(Dataset items)

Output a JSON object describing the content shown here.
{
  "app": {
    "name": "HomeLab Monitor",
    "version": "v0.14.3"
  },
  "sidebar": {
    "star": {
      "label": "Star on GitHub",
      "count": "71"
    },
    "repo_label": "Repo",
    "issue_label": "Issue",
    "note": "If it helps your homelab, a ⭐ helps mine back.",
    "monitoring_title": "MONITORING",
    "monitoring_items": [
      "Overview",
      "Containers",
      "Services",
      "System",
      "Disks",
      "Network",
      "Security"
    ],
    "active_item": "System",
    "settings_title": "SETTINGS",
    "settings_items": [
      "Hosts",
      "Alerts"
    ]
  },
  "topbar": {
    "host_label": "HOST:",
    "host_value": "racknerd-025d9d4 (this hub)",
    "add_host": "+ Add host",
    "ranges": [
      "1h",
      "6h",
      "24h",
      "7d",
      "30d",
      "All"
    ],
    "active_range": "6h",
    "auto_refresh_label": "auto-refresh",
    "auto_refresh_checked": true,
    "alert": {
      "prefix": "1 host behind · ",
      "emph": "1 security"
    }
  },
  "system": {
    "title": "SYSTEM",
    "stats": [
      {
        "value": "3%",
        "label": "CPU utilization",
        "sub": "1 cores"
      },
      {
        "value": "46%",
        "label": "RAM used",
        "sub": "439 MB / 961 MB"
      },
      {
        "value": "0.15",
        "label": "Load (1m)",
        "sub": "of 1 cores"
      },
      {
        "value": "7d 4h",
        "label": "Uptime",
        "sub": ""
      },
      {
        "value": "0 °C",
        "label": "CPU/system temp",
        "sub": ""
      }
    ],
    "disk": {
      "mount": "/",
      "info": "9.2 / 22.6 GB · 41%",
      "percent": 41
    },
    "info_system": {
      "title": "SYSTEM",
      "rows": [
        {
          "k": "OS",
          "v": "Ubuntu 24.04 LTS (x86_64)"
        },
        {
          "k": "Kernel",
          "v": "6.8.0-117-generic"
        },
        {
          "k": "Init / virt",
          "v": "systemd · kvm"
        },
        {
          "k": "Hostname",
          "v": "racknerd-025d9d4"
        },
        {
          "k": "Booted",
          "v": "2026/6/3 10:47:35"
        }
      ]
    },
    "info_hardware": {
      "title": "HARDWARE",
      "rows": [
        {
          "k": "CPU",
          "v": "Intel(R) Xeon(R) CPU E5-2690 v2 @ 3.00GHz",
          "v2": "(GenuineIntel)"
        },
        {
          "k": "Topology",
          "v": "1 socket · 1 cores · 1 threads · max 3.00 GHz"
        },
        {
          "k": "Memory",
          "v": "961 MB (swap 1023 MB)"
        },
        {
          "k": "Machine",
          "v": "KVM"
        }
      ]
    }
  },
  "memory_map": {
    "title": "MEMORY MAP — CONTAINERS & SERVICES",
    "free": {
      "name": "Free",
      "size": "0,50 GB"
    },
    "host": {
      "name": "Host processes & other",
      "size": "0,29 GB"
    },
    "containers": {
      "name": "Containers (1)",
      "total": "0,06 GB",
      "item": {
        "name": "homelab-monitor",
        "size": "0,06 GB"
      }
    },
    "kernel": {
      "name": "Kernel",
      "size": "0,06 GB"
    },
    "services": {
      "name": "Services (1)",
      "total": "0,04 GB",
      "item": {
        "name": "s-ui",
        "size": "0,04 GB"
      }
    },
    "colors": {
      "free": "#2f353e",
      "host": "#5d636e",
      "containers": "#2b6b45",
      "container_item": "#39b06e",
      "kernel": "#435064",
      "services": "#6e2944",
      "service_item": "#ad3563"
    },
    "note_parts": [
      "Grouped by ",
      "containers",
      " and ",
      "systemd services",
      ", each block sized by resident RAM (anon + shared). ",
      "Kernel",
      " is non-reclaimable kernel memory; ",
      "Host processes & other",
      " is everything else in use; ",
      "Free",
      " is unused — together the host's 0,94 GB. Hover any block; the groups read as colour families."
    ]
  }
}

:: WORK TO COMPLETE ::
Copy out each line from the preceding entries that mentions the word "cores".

:: TASK OUTPUT ::
        "sub": "1 cores"
        "sub": "of 1 cores"
          "v": "1 socket · 1 cores · 1 threads · max 3.00 GHz"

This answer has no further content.